What you need to do = Among the lines below, copy each one in which "processes" appears.

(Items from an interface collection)

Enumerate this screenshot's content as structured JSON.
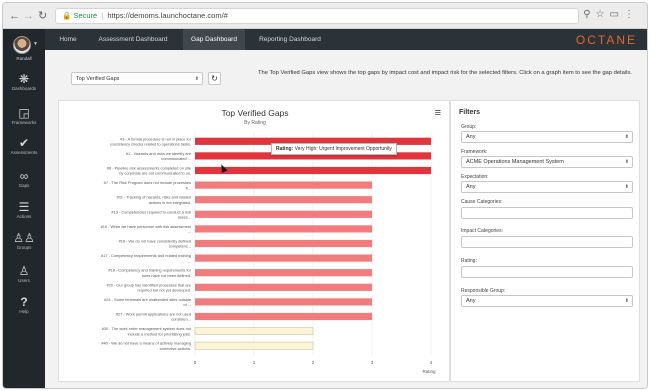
{
  "browser": {
    "secure_label": "Secure",
    "url": "https://demoms.launchoctane.com/#"
  },
  "sidebar": {
    "user_name": "Randall",
    "items": [
      {
        "label": "Dashboards",
        "icon": "palette-icon"
      },
      {
        "label": "Frameworks",
        "icon": "sitemap-icon"
      },
      {
        "label": "Assessments",
        "icon": "thumbs-up-icon"
      },
      {
        "label": "Gaps",
        "icon": "link-icon"
      },
      {
        "label": "Actions",
        "icon": "list-icon"
      },
      {
        "label": "Groups",
        "icon": "users-icon"
      },
      {
        "label": "Users",
        "icon": "user-icon"
      },
      {
        "label": "Help",
        "icon": "question-icon"
      }
    ]
  },
  "topnav": {
    "tabs": [
      "Home",
      "Assessment Dashboard",
      "Gap Dashboard",
      "Reporting Dashboard"
    ],
    "active_tab": "Gap Dashboard",
    "brand": "OCTANE"
  },
  "view_select": {
    "value": "Top Verified Gaps"
  },
  "description": "The Top Verified Gaps view shows the top gaps by impact cost and impact risk for the selected filters. Click on a graph item to see the gap details.",
  "tooltip": {
    "key": "Rating:",
    "value": "Very High: Urgent Improvement Opportunity"
  },
  "chart_data": {
    "type": "bar",
    "orientation": "horizontal",
    "title": "Top Verified Gaps",
    "subtitle": "By Rating",
    "xlabel": "Rating",
    "xlim": [
      0,
      4
    ],
    "xticks": [
      "0",
      "1",
      "2",
      "3",
      "4"
    ],
    "colors": {
      "very_high": "#e0353d",
      "high": "#f17c7e",
      "low": "#fbf5d6",
      "low_border": "#c9c39a"
    },
    "categories": [
      "#3 - A formal procedure is not in place for consistency checks related to operations tasks.",
      "#1 - Hazards and risks we identify are communicated ...",
      "#6 - Pipeline risk assessments completed on site by corporate are not communicated to us.",
      "#7 - The Risk Program does not include processes fr...",
      "#11 - Tracking of hazards, risks and related actions is not integrated.",
      "#13 - Competencies required to conduct a risk asses...",
      "#10 - While we have personnel with risk assessment ...",
      "#16 - We do not have consistently defined competenc...",
      "#17 - Competency requirements and related training ...",
      "#18 - Competency and training requirements for roles have not been defined.",
      "#20 - Our group has identified processes that are required but not yet developed.",
      "#24 - Some terminals are unattended sites outside of ...",
      "#27 - Work permit applications are not used consisten...",
      "#30 - The work order management system does not include a method for prioritizing jobs.",
      "#40 - We do not have a means of actively managing corrective actions."
    ],
    "values": [
      4,
      4,
      4,
      3,
      3,
      3,
      3,
      3,
      3,
      3,
      3,
      3,
      3,
      2,
      2
    ],
    "levels": [
      "very_high",
      "very_high",
      "very_high",
      "high",
      "high",
      "high",
      "high",
      "high",
      "high",
      "high",
      "high",
      "high",
      "high",
      "low",
      "low"
    ]
  },
  "filters": {
    "title": "Filters",
    "group": {
      "label": "Group:",
      "value": "Any"
    },
    "framework": {
      "label": "Framework:",
      "value": "ACME Operations Management System"
    },
    "expectation": {
      "label": "Expectation:",
      "value": "Any"
    },
    "cause_categories": {
      "label": "Cause Categories:",
      "value": ""
    },
    "impact_categories": {
      "label": "Impact Categories:",
      "value": ""
    },
    "rating": {
      "label": "Rating:",
      "value": ""
    },
    "responsible_group": {
      "label": "Responsible Group:",
      "value": "Any"
    }
  }
}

Reply to the task =
      "#7 - The Risk Program does not include processes fr...",
      "#20 - Our group has identified processes that are required but not yet developed.",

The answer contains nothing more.